PROBLEM: The required answer is a copy of each line in the entries below that includes "jiang".

========================================

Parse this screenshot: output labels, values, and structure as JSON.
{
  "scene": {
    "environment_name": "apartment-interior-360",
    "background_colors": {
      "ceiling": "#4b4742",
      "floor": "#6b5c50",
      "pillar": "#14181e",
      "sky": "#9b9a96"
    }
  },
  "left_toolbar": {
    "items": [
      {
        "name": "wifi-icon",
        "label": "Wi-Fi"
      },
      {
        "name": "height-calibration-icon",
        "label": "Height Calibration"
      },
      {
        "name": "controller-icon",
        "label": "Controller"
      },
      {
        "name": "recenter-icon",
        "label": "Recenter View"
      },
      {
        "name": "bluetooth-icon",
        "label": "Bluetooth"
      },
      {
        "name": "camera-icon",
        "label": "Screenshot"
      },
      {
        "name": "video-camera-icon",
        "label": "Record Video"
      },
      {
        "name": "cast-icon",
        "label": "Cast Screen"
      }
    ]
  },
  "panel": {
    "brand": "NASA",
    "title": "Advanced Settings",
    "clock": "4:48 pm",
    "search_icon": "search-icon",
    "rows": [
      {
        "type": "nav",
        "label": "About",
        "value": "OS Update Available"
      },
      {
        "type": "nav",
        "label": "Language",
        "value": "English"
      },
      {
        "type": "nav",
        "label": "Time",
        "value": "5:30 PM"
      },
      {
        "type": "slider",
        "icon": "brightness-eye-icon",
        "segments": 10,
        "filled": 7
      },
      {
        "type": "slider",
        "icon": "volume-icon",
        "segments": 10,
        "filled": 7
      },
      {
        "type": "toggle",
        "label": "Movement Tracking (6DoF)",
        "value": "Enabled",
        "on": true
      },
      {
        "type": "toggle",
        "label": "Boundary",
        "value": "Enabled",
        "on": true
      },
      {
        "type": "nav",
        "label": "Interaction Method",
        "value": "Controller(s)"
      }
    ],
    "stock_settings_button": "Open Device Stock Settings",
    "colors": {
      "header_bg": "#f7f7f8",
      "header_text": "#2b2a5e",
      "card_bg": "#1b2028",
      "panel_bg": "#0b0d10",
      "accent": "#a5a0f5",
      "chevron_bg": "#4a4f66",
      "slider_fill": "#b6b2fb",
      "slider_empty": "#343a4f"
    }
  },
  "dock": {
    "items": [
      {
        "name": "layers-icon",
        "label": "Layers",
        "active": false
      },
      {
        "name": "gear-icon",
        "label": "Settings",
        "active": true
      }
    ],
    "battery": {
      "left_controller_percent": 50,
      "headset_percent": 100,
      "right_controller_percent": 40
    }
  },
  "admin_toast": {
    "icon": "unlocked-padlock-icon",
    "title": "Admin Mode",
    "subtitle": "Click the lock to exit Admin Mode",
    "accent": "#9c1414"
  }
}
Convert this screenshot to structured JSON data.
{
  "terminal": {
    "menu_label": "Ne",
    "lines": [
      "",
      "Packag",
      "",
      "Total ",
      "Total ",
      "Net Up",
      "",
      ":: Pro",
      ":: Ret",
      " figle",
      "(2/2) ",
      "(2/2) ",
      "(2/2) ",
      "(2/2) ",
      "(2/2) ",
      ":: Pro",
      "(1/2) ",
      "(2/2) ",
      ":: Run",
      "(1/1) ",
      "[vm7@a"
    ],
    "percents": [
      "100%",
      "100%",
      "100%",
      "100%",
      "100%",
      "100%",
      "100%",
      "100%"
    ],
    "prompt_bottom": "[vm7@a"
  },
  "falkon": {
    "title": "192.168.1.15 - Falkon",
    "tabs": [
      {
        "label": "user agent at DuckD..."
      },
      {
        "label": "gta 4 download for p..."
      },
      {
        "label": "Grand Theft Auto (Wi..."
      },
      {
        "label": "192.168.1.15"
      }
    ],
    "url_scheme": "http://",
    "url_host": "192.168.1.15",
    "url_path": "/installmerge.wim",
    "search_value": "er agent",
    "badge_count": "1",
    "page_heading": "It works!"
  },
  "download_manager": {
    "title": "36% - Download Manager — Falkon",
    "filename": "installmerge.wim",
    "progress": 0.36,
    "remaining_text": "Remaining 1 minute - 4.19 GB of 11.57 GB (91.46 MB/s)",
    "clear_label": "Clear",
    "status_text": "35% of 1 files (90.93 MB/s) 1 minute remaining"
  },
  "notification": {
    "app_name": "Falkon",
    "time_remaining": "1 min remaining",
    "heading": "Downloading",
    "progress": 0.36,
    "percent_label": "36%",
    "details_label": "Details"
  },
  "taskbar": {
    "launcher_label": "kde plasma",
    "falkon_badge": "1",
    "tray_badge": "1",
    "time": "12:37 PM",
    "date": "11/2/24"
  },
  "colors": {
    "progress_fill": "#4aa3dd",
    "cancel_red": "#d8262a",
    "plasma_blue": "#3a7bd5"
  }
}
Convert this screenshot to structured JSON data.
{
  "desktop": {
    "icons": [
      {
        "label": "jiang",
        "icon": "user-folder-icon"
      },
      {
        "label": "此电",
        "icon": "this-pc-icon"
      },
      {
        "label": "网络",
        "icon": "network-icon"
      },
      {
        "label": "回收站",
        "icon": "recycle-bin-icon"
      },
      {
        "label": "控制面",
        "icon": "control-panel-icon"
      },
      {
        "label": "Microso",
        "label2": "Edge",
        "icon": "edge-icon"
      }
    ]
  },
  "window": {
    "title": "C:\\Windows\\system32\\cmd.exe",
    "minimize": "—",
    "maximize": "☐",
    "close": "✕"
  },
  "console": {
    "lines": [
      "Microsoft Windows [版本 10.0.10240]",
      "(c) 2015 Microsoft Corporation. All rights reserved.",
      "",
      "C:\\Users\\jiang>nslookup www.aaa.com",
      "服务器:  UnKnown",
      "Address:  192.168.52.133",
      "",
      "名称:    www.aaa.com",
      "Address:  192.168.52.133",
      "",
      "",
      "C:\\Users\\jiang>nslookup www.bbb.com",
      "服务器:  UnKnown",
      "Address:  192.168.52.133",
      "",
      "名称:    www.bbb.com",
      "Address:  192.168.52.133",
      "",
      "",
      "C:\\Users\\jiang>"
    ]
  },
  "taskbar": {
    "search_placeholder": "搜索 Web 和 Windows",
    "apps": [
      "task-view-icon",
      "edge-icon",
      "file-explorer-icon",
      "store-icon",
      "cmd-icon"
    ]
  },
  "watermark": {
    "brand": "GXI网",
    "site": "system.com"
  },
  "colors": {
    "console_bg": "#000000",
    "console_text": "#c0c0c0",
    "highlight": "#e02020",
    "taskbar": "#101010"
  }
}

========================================

SOLUTION:
        "label": "jiang",
      "C:\\Users\\jiang>nslookup www.aaa.com",
      "C:\\Users\\jiang>nslookup www.bbb.com",
      "C:\\Users\\jiang>"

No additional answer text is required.